### [Task statement]
Go over the lines below, and when one contains the word "name", copy it.
START Records provided
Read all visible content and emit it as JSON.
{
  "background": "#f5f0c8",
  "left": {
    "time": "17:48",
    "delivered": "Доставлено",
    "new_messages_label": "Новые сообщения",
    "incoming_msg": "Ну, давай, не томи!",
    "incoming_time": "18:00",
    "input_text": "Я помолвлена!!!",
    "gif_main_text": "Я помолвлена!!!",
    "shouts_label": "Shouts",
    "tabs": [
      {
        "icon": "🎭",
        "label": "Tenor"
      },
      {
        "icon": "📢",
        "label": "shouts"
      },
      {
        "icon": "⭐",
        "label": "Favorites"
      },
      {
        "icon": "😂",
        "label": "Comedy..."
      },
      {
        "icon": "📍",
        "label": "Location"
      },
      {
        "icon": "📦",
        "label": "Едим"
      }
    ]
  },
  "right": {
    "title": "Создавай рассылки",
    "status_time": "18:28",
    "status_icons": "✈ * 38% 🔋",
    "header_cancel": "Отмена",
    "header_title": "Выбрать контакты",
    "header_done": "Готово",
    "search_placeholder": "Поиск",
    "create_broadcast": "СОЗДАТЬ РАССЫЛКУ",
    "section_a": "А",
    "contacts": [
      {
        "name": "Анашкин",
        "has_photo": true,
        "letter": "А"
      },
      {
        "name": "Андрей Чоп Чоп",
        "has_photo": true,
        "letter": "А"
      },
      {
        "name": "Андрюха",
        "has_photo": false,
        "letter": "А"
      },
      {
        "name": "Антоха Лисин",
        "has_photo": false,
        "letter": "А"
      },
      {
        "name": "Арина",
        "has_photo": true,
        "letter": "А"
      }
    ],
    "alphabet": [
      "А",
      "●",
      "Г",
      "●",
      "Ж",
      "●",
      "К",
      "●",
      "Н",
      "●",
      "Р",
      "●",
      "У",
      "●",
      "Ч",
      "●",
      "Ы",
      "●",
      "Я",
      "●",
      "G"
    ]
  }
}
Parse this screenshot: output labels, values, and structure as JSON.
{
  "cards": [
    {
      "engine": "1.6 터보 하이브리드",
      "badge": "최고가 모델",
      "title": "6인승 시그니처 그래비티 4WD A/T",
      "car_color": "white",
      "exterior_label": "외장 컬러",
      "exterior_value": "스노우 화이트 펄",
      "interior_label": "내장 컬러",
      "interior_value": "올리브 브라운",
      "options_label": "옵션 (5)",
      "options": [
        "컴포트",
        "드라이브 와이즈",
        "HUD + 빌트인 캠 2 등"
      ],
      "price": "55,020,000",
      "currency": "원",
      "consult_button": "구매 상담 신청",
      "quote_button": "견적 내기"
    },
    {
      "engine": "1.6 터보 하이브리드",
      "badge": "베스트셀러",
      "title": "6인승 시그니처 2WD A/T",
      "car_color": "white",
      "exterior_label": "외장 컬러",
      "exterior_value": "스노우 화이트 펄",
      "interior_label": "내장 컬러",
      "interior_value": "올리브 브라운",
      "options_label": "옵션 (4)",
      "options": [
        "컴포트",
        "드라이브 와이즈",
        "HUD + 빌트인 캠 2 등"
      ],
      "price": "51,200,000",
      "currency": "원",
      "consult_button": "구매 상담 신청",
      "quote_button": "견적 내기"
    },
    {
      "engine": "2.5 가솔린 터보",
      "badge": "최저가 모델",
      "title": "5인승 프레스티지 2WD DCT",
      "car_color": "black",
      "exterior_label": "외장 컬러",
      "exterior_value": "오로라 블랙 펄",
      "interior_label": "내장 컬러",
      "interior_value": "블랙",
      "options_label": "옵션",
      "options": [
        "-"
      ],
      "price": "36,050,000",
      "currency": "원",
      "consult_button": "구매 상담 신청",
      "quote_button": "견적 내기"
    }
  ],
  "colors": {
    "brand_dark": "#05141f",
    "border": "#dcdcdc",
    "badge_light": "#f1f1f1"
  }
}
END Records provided
### [Solved problem]
        "name": "Анашкин",
        "name": "Андрей Чоп Чоп",
        "name": "Андрюха",
        "name": "Антоха Лисин",
        "name": "Арина",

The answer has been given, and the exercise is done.